“… Providing no lesson for history continues to exist” is the crucial thought. Can we honestly say American society is beyond its racist past? Are there not still lessons to be learned about what transpired 160 years ago? How would current and future generations learn from invisible legacy, if all reminders are swept from view?
There’s a difference in suggesting the statue of Bedford Forest, who was a prominent member of the Ku Klux Klan, should be removed for its obvious racist symbolism; but quite another to suggest the statues of Robert E. Lee, Jefferson Davis, or James Longstreet offer nothing of value in the way of historical or military lessons. What do we learn from the past, if we erase all physical evidence of its existence?
In this the anarchist, anti-American factions betrayed themselves. They went far beyond righting the wrongs of racial suppression.

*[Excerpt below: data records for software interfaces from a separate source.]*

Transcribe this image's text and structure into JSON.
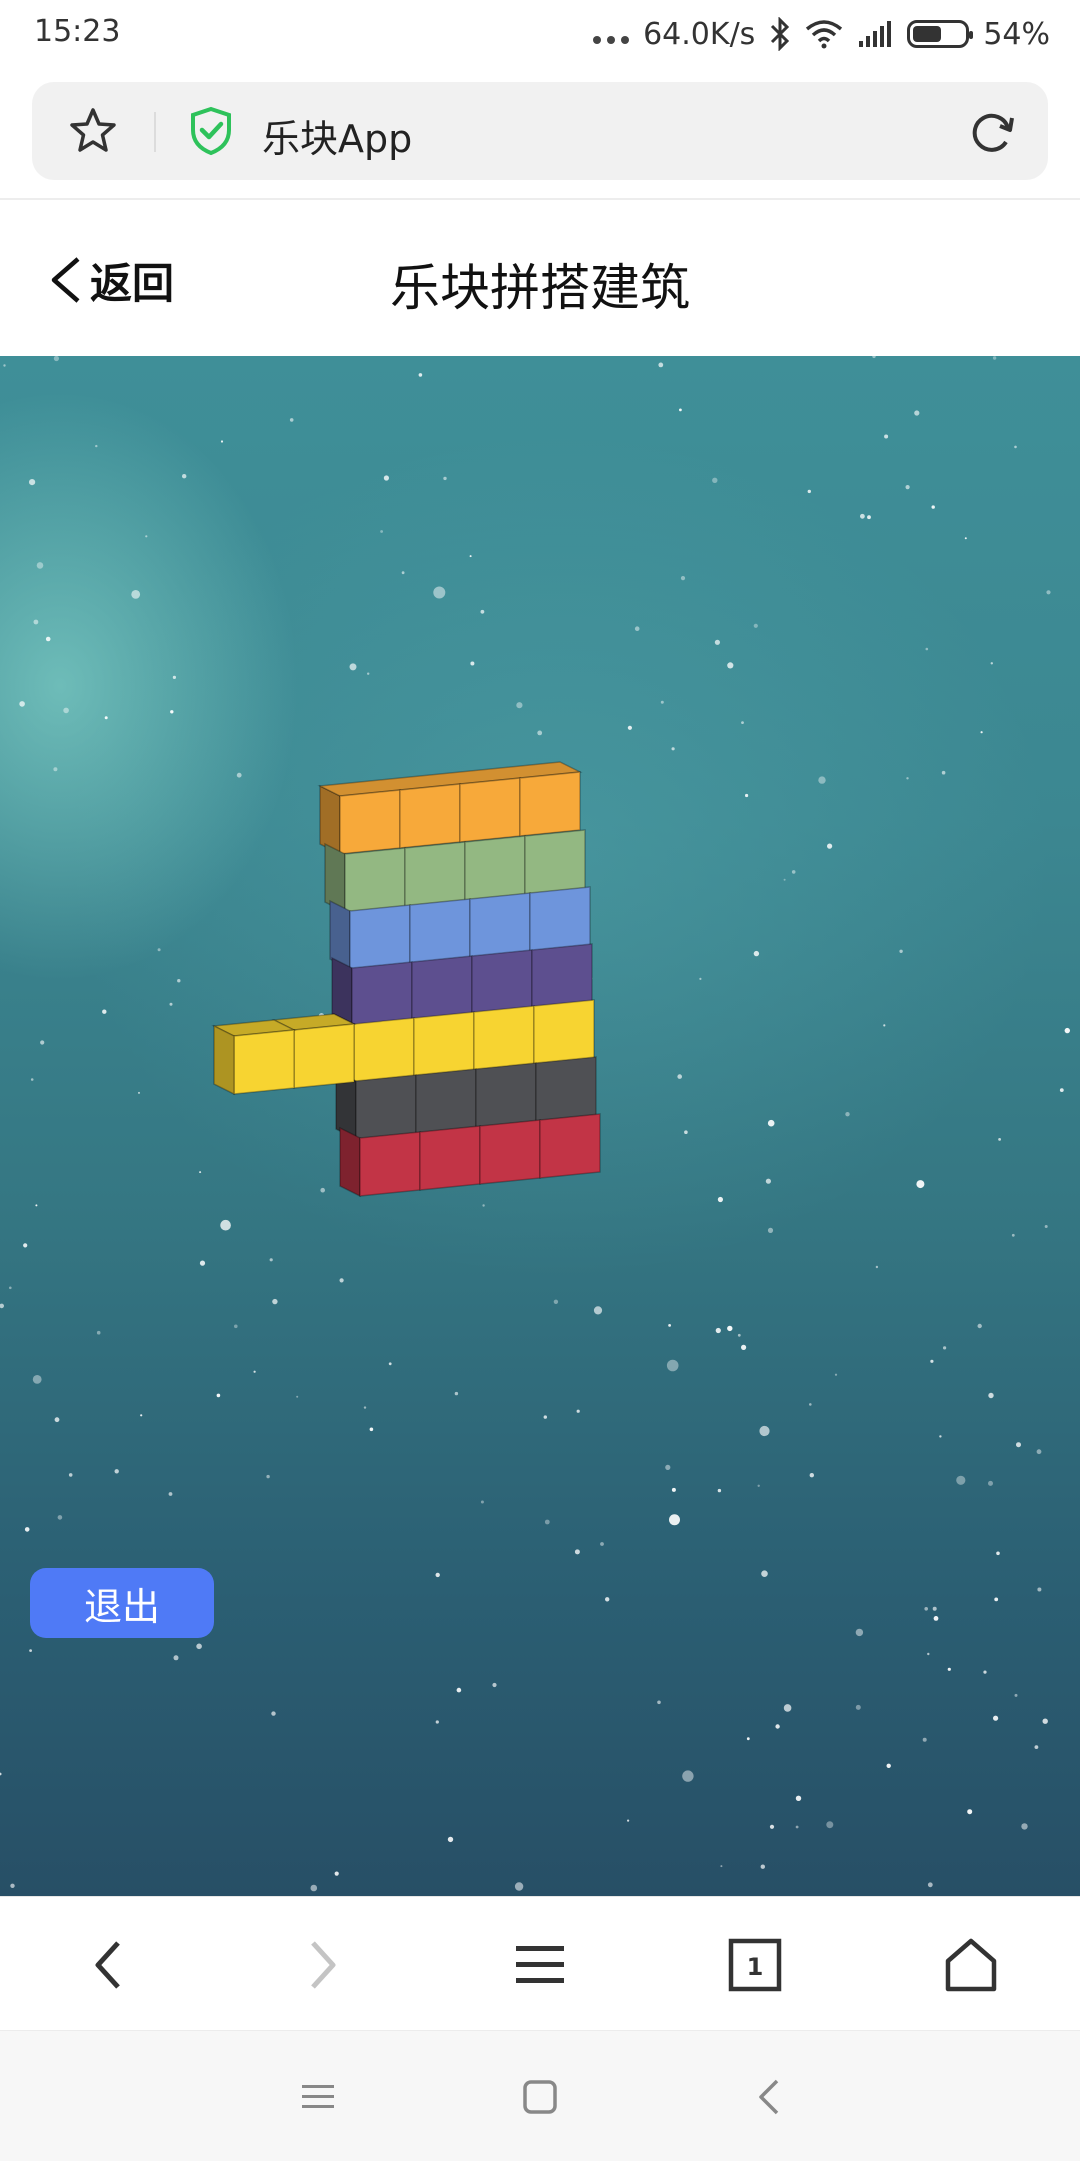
{
  "status_bar": {
    "time": "15:23",
    "network_speed": "64.0K/s",
    "battery_percent": "54%",
    "battery_level": 0.54,
    "icons": [
      "more-dots-icon",
      "bluetooth-icon",
      "wifi-icon",
      "signal-icon",
      "battery-icon"
    ]
  },
  "browser": {
    "url_text": "乐块App",
    "icons": [
      "star-icon",
      "shield-check-icon",
      "reload-icon"
    ],
    "shield_color": "#2ec25b"
  },
  "header": {
    "back_label": "返回",
    "title": "乐块拼搭建筑"
  },
  "scene": {
    "exit_label": "退出",
    "exit_color": "#4f7af6",
    "block_rows_top_to_bottom": [
      {
        "color_name": "orange",
        "color": "#f7a93a"
      },
      {
        "color_name": "green",
        "color": "#93b882"
      },
      {
        "color_name": "blue",
        "color": "#6e95dc"
      },
      {
        "color_name": "purple",
        "color": "#5d4f8f"
      },
      {
        "color_name": "yellow",
        "color": "#f7d431"
      },
      {
        "color_name": "dark-gray",
        "color": "#4f5054"
      },
      {
        "color_name": "red",
        "color": "#c23446"
      }
    ]
  },
  "bottom_toolbar": {
    "tab_count": "1",
    "icons": [
      "back-arrow-icon",
      "forward-arrow-icon",
      "menu-icon",
      "tabs-icon",
      "home-icon"
    ]
  },
  "system_nav": {
    "icons": [
      "recent-apps-icon",
      "home-square-icon",
      "back-triangle-icon"
    ]
  }
}
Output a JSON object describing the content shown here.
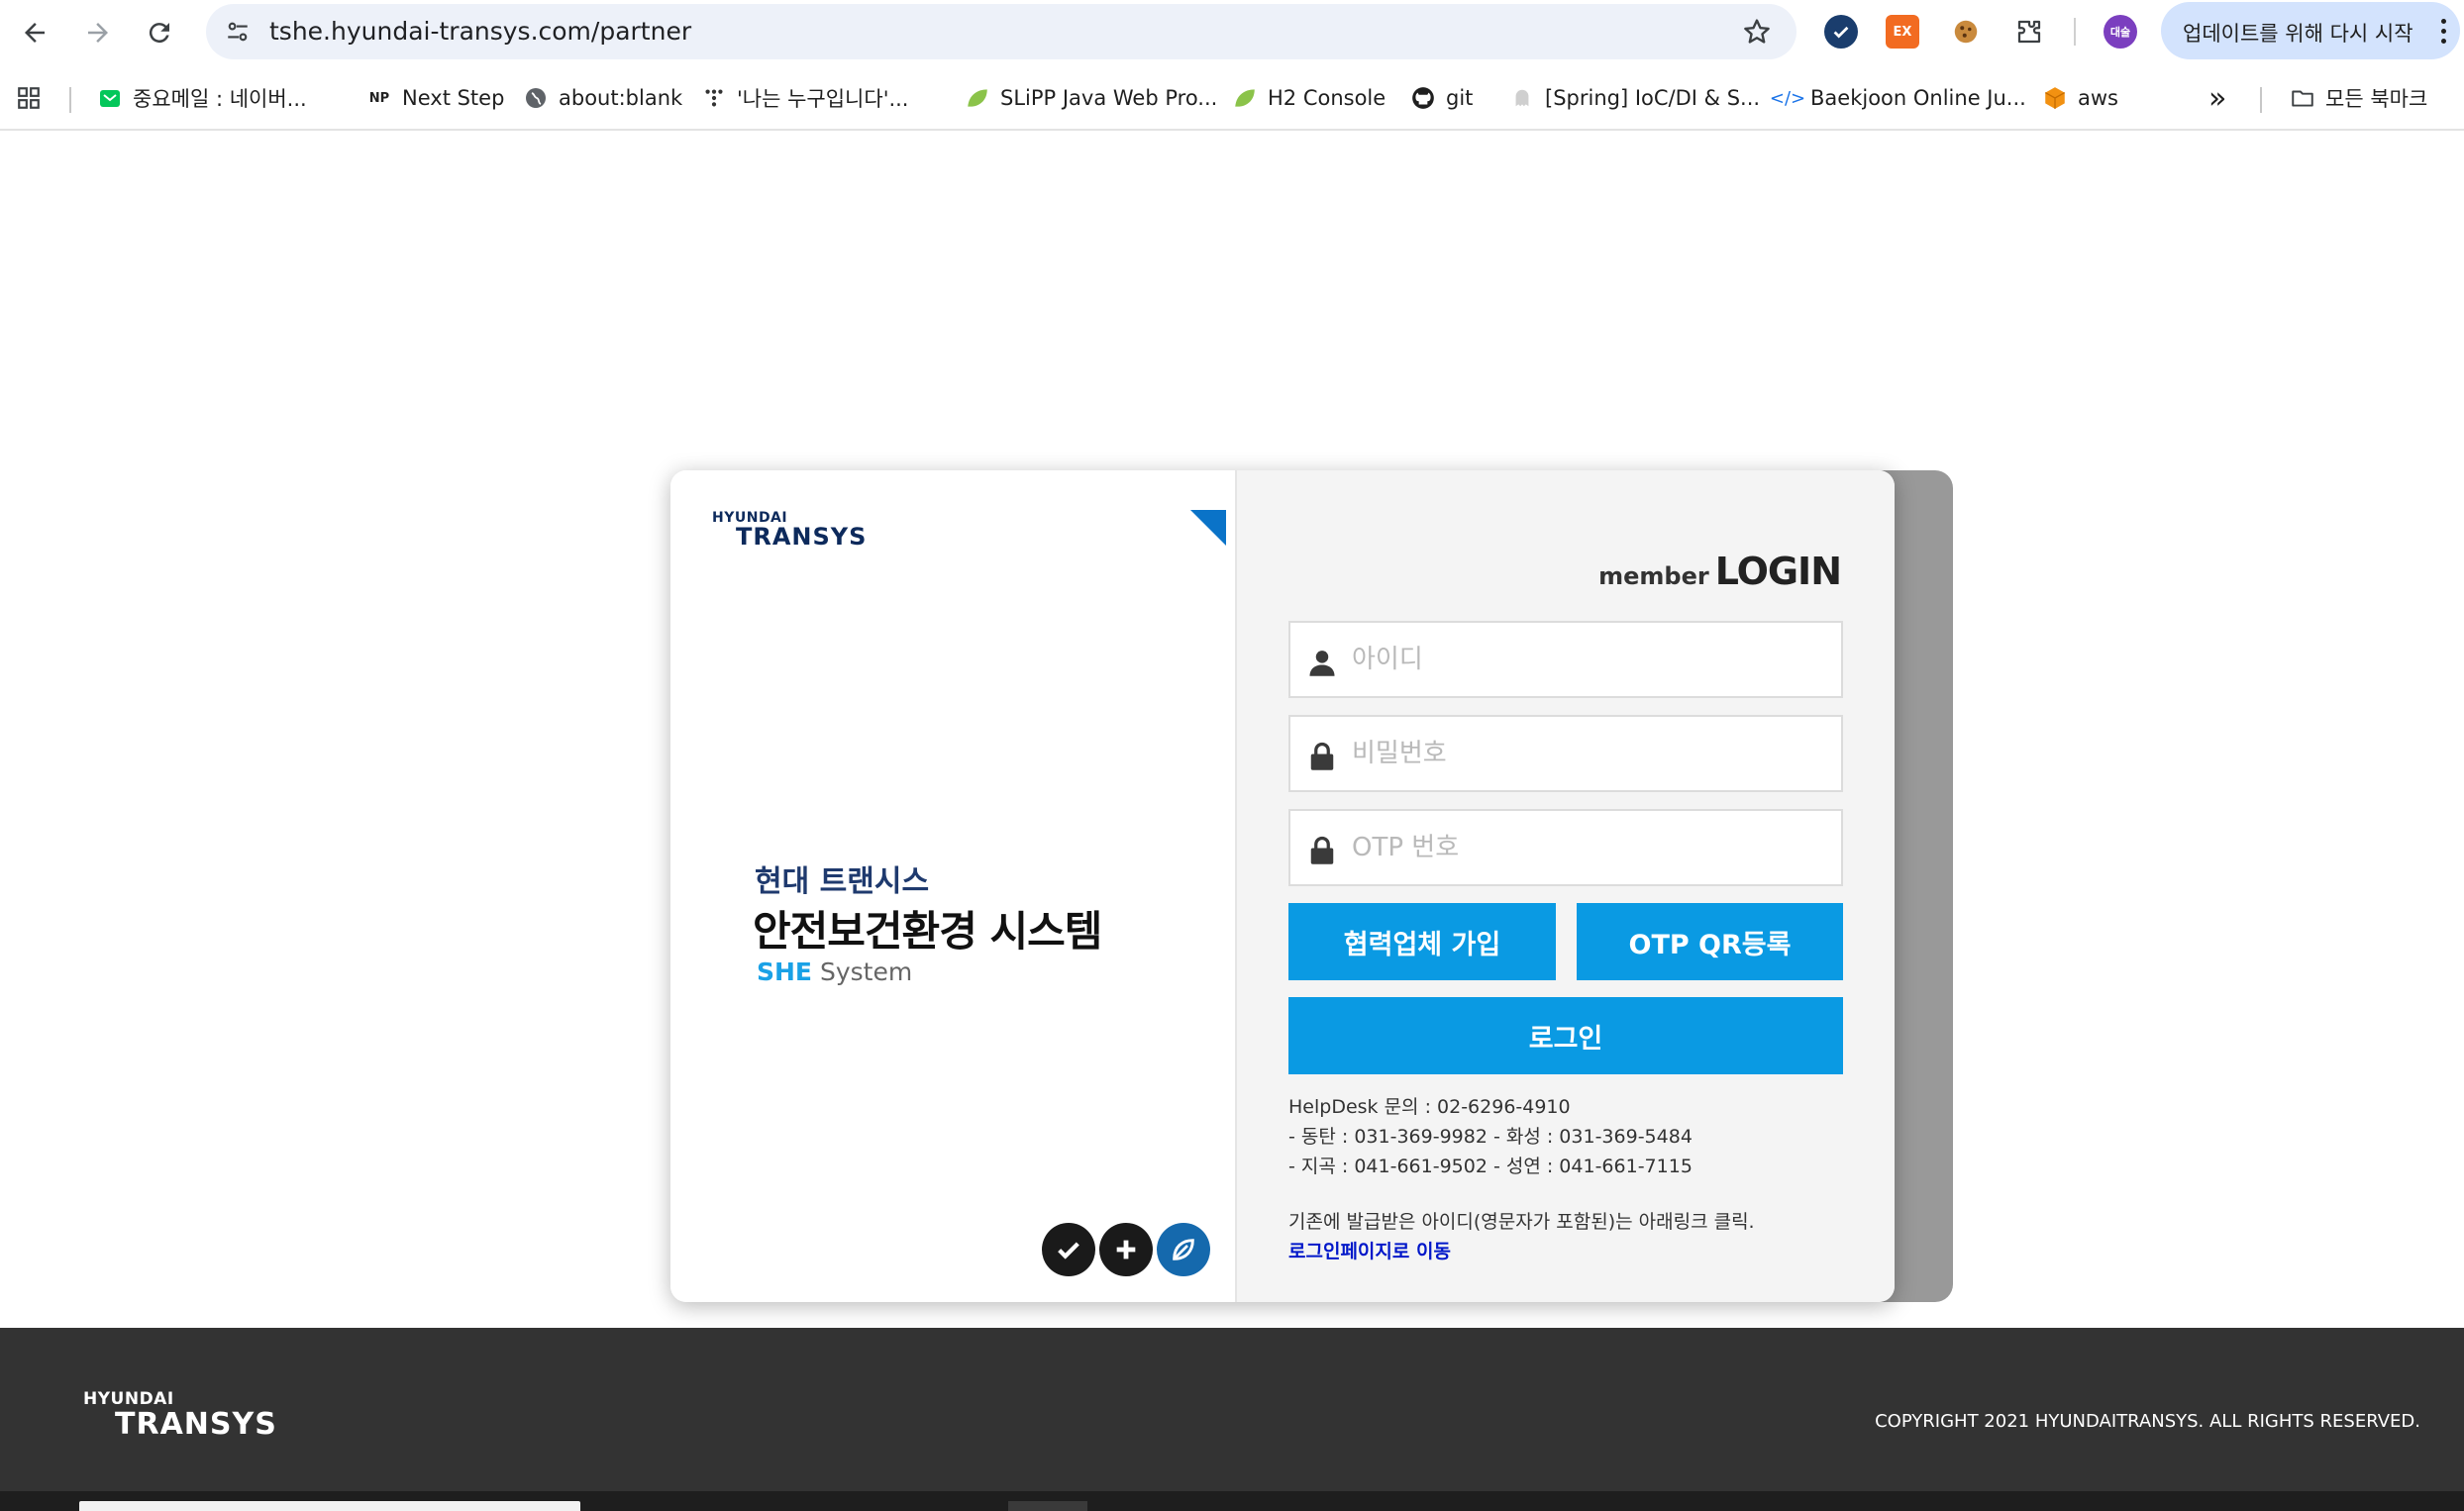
{
  "browser": {
    "url": "tshe.hyundai-transys.com/partner",
    "profile_label": "대술",
    "update_label": "업데이트를 위해 다시 시작",
    "extensions": [
      {
        "name": "check-extension",
        "label": ""
      },
      {
        "name": "ex-extension",
        "label": "EX"
      },
      {
        "name": "cookie-extension",
        "label": ""
      },
      {
        "name": "puzzle-extension",
        "label": ""
      }
    ],
    "bookmarks": [
      {
        "label": "중요메일 : 네이버...",
        "icon": "naver-mail-icon"
      },
      {
        "label": "Next Step",
        "icon": "np-icon"
      },
      {
        "label": "about:blank",
        "icon": "globe-icon"
      },
      {
        "label": "'나는 누구입니다'...",
        "icon": "dots-icon"
      },
      {
        "label": "SLiPP Java Web Pro...",
        "icon": "leaf-icon"
      },
      {
        "label": "H2 Console",
        "icon": "leaf-icon"
      },
      {
        "label": "git",
        "icon": "github-icon"
      },
      {
        "label": "[Spring] IoC/DI & S...",
        "icon": "ghost-icon"
      },
      {
        "label": "Baekjoon Online Ju...",
        "icon": "code-icon"
      },
      {
        "label": "aws",
        "icon": "cube-icon"
      }
    ],
    "overflow_label": "»",
    "all_bookmarks_label": "모든 북마크"
  },
  "brand": {
    "logo_small": "HYUNDAI",
    "logo_big": "TRANSYS"
  },
  "hero": {
    "subtitle": "현대 트랜시스",
    "title": "안전보건환경 시스템",
    "tag_she": "SHE",
    "tag_system": "System",
    "badges": [
      "check-badge-icon",
      "plus-badge-icon",
      "leaf-badge-icon"
    ]
  },
  "login": {
    "heading_small": "member",
    "heading_big": "LOGIN",
    "id_placeholder": "아이디",
    "password_placeholder": "비밀번호",
    "otp_placeholder": "OTP 번호",
    "join_button": "협력업체 가입",
    "otp_qr_button": "OTP QR등록",
    "login_button": "로그인",
    "helpdesk": [
      "HelpDesk 문의 : 02-6296-4910",
      "- 동탄 : 031-369-9982 - 화성 : 031-369-5484",
      "- 지곡 : 041-661-9502 - 성연 : 041-661-7115"
    ],
    "legacy_text": "기존에 발급받은 아이디(영문자가 포함된)는 아래링크 클릭.",
    "legacy_link": "로그인페이지로 이동"
  },
  "footer": {
    "logo_small": "HYUNDAI",
    "logo_big": "TRANSYS",
    "copyright": "COPYRIGHT 2021 HYUNDAITRANSYS. ALL RIGHTS RESERVED."
  },
  "colors": {
    "accent": "#0a9ae3",
    "brand_navy": "#0d2a5c",
    "footer_bg": "#333333",
    "link": "#0017c9"
  }
}
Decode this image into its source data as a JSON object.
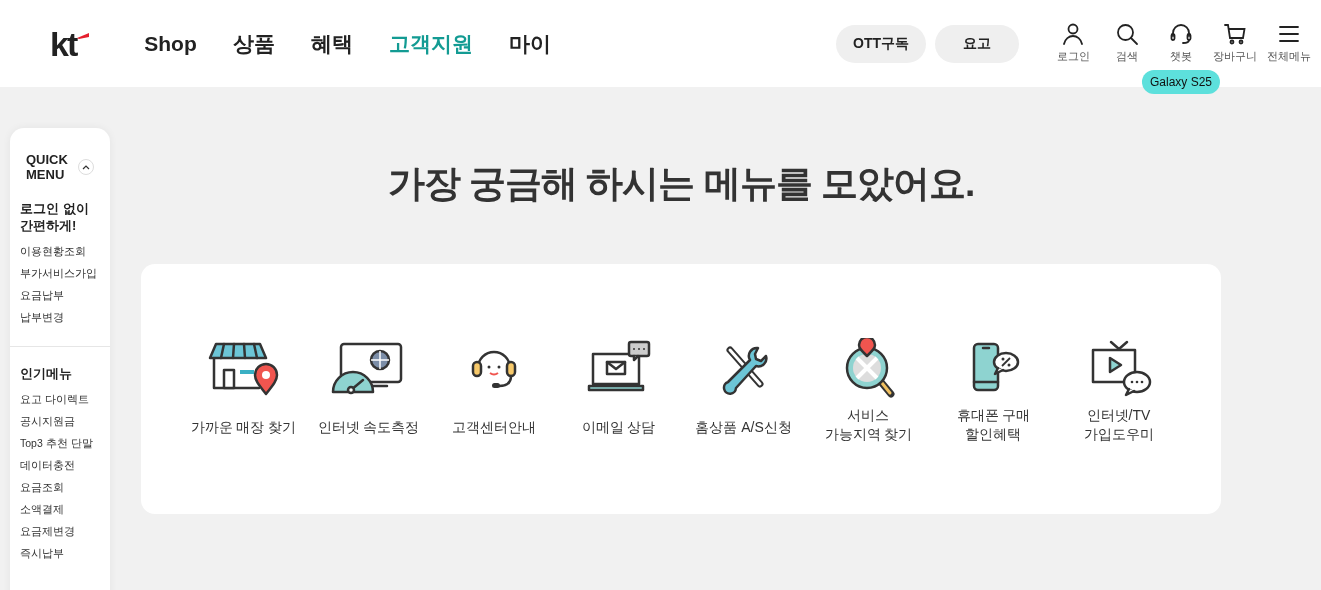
{
  "logo": "kt",
  "nav": [
    {
      "label": "Shop",
      "selected": false
    },
    {
      "label": "상품",
      "selected": false
    },
    {
      "label": "혜택",
      "selected": false
    },
    {
      "label": "고객지원",
      "selected": true
    },
    {
      "label": "마이",
      "selected": false
    }
  ],
  "pills": [
    "OTT구독",
    "요고"
  ],
  "utility": [
    {
      "kind": "person",
      "label": "로그인"
    },
    {
      "kind": "search",
      "label": "검색"
    },
    {
      "kind": "headset",
      "label": "챗봇",
      "tooltip": "Galaxy S25"
    },
    {
      "kind": "cart",
      "label": "장바구니"
    },
    {
      "kind": "menu",
      "label": "전체메뉴"
    }
  ],
  "quick_menu": {
    "title": [
      "QUICK",
      "MENU"
    ],
    "sections": [
      {
        "heading": [
          "로그인 없이",
          "간편하게!"
        ],
        "items": [
          "이용현황조회",
          "부가서비스가입",
          "요금납부",
          "납부변경"
        ]
      },
      {
        "heading": [
          "인기메뉴"
        ],
        "items": [
          "요고 다이렉트",
          "공시지원금",
          "Top3 추천 단말",
          "데이터충전",
          "요금조회",
          "소액결제",
          "요금제변경",
          "즉시납부"
        ]
      }
    ]
  },
  "headline": "가장 궁금해 하시는 메뉴를 모았어요.",
  "menus": [
    {
      "kind": "store",
      "label": [
        "가까운 매장 찾기"
      ]
    },
    {
      "kind": "speed",
      "label": [
        "인터넷 속도측정"
      ]
    },
    {
      "kind": "support",
      "label": [
        "고객센터안내"
      ]
    },
    {
      "kind": "email",
      "label": [
        "이메일 상담"
      ]
    },
    {
      "kind": "tools",
      "label": [
        "홈상품 A/S신청"
      ]
    },
    {
      "kind": "area",
      "label": [
        "서비스",
        "가능지역 찾기"
      ]
    },
    {
      "kind": "phone",
      "label": [
        "휴대폰 구매",
        "할인혜택"
      ]
    },
    {
      "kind": "tv",
      "label": [
        "인터넷/TV",
        "가입도우미"
      ]
    }
  ]
}
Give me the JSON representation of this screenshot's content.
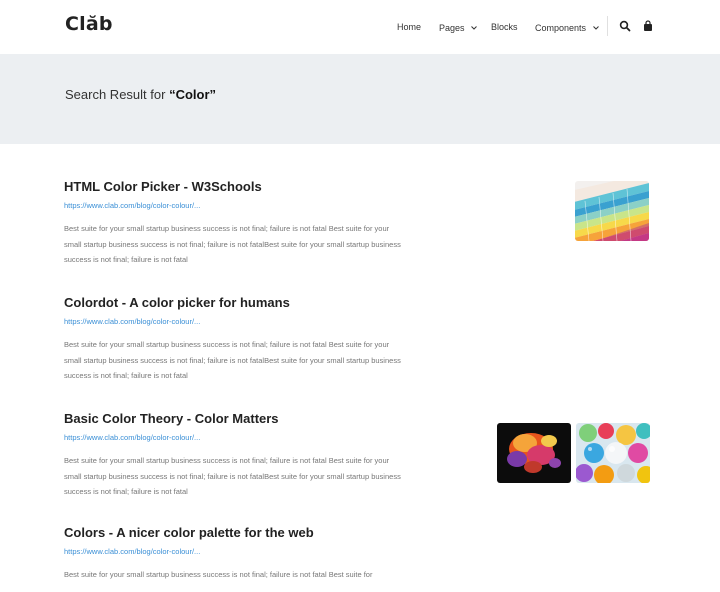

When you cannot tell the difference – or more accurately don’t care – between Robert E. Lee and U.S. Grant or Abraham Lincoln, you allow us to glimpse the true purpose of your “protest”.
Freedman’s Memorial: On Lincoln’s first visit to Richmond after its fall in the Civil War, he told former slaves, who bent knees to pay homage to him, to stand up; to kneel before no man; and to kneel only before God. It was paid for entirely by former slaves!
It’s easier to understand the visceral reaction of the black community to the death of Floyd. But in essence that movement was usurped by those with broader motivations as we have seen before. There is no interest there in making America a better example to the world at large. They simply want America to die with no regard for all the good the country has accomplished since 1776.
This happens not because they cannot grasp the inherent fallibility of 18th century man or credit the foresight they displayed by even attempting such a Grand Experiment! They simply hate the fact that the system created 230 years ago requires they appeal to The People to make a difference. Not just some people, but all The People. They hate that they have to work hard to convince us that their insight is superior, let alone whether such insight offers a better world.
They don’t want to work for it. They want to convince you to destroy it. They want to be able to convince you without offering even the remotest idea of what those changes would look like.
For those reasons alone, you know their ideas are bankrupt!